Task prompt:
Write out all the entries below without any change.

---------- Available records ----------

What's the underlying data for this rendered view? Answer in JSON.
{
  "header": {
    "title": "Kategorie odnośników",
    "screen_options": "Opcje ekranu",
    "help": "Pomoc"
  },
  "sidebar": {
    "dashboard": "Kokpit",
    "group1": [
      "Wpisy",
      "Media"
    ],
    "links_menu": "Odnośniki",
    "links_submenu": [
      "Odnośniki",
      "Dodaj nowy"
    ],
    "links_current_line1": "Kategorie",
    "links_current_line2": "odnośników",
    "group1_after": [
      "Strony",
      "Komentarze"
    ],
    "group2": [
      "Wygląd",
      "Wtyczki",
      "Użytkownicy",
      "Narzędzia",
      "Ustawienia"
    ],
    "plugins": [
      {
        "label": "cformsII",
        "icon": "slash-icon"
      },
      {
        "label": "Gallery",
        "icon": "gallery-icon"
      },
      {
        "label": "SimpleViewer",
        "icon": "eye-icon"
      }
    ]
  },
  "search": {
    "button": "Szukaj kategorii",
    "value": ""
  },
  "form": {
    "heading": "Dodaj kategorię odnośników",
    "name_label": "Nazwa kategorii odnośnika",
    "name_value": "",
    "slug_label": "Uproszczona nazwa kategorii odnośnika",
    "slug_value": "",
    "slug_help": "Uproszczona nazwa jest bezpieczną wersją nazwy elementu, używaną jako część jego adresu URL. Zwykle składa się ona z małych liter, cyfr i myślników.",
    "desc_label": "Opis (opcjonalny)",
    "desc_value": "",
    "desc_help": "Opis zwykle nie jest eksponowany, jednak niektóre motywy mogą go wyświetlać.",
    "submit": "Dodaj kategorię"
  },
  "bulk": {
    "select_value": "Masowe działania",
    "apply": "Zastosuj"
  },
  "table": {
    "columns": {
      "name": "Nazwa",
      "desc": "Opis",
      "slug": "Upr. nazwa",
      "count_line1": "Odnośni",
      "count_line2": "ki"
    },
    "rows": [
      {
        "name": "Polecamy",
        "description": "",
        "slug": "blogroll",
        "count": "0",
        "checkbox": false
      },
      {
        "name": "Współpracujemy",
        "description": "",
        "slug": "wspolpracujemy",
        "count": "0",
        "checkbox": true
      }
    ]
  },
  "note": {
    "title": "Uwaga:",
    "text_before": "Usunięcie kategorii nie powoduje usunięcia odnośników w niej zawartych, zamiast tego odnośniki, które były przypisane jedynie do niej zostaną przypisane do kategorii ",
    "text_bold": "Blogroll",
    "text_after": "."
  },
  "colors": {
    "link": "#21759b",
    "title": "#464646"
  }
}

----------

Solution:
What's the underlying data for this rendered view? Answer in JSON.
{
  "header": {
    "title": "Kategorie odnośników",
    "screen_options": "Opcje ekranu",
    "help": "Pomoc"
  },
  "sidebar": {
    "dashboard": "Kokpit",
    "group1": [
      "Wpisy",
      "Media"
    ],
    "links_menu": "Odnośniki",
    "links_submenu": [
      "Odnośniki",
      "Dodaj nowy"
    ],
    "links_current_line1": "Kategorie",
    "links_current_line2": "odnośników",
    "group1_after": [
      "Strony",
      "Komentarze"
    ],
    "group2": [
      "Wygląd",
      "Wtyczki",
      "Użytkownicy",
      "Narzędzia",
      "Ustawienia"
    ],
    "plugins": [
      {
        "label": "cformsII",
        "icon": "slash-icon"
      },
      {
        "label": "Gallery",
        "icon": "gallery-icon"
      },
      {
        "label": "SimpleViewer",
        "icon": "eye-icon"
      }
    ]
  },
  "search": {
    "button": "Szukaj kategorii",
    "value": ""
  },
  "form": {
    "heading": "Dodaj kategorię odnośników",
    "name_label": "Nazwa kategorii odnośnika",
    "name_value": "",
    "slug_label": "Uproszczona nazwa kategorii odnośnika",
    "slug_value": "",
    "slug_help": "Uproszczona nazwa jest bezpieczną wersją nazwy elementu, używaną jako część jego adresu URL. Zwykle składa się ona z małych liter, cyfr i myślników.",
    "desc_label": "Opis (opcjonalny)",
    "desc_value": "",
    "desc_help": "Opis zwykle nie jest eksponowany, jednak niektóre motywy mogą go wyświetlać.",
    "submit": "Dodaj kategorię"
  },
  "bulk": {
    "select_value": "Masowe działania",
    "apply": "Zastosuj"
  },
  "table": {
    "columns": {
      "name": "Nazwa",
      "desc": "Opis",
      "slug": "Upr. nazwa",
      "count_line1": "Odnośni",
      "count_line2": "ki"
    },
    "rows": [
      {
        "name": "Polecamy",
        "description": "",
        "slug": "blogroll",
        "count": "0",
        "checkbox": false
      },
      {
        "name": "Współpracujemy",
        "description": "",
        "slug": "wspolpracujemy",
        "count": "0",
        "checkbox": true
      }
    ]
  },
  "note": {
    "title": "Uwaga:",
    "text_before": "Usunięcie kategorii nie powoduje usunięcia odnośników w niej zawartych, zamiast tego odnośniki, które były przypisane jedynie do niej zostaną przypisane do kategorii ",
    "text_bold": "Blogroll",
    "text_after": "."
  },
  "colors": {
    "link": "#21759b",
    "title": "#464646"
  }
}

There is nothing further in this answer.